Assignment: Across the whole listing, return each line exactly, with no images included.

Dataset excerpts:
════════
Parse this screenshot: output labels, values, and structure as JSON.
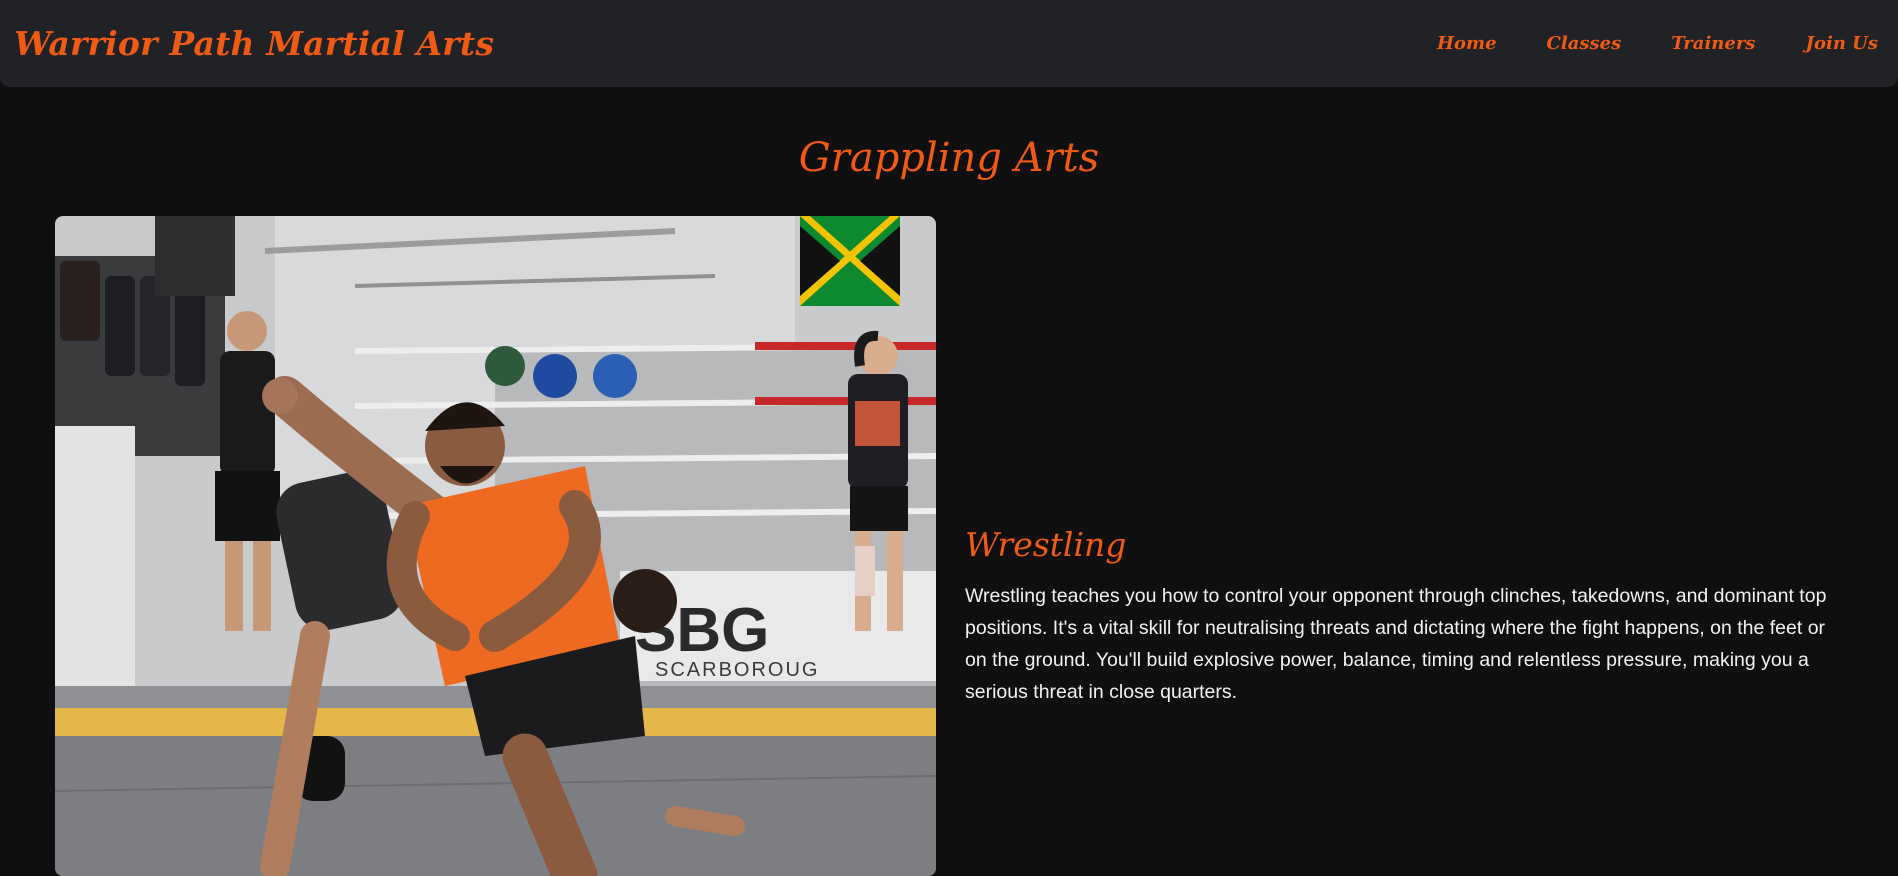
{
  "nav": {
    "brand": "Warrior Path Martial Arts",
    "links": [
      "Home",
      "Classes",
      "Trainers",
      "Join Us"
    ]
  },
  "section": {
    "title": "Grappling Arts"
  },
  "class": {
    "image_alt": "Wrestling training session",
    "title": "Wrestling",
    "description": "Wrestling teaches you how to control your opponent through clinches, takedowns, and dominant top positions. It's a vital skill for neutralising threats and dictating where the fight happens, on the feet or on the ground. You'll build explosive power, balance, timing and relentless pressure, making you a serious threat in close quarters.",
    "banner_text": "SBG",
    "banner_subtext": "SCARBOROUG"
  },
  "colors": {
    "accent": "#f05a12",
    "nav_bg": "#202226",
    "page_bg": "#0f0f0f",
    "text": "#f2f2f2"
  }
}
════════
Written response:
Parse this screenshot: output labels, values, and structure as JSON.
{
  "nav": {
    "brand": "Warrior Path Martial Arts",
    "links": [
      "Home",
      "Classes",
      "Trainers",
      "Join Us"
    ]
  },
  "section": {
    "title": "Grappling Arts"
  },
  "class": {
    "image_alt": "Wrestling training session",
    "title": "Wrestling",
    "description": "Wrestling teaches you how to control your opponent through clinches, takedowns, and dominant top positions. It's a vital skill for neutralising threats and dictating where the fight happens, on the feet or on the ground. You'll build explosive power, balance, timing and relentless pressure, making you a serious threat in close quarters.",
    "banner_text": "SBG",
    "banner_subtext": "SCARBOROUG"
  },
  "colors": {
    "accent": "#f05a12",
    "nav_bg": "#202226",
    "page_bg": "#0f0f0f",
    "text": "#f2f2f2"
  }
}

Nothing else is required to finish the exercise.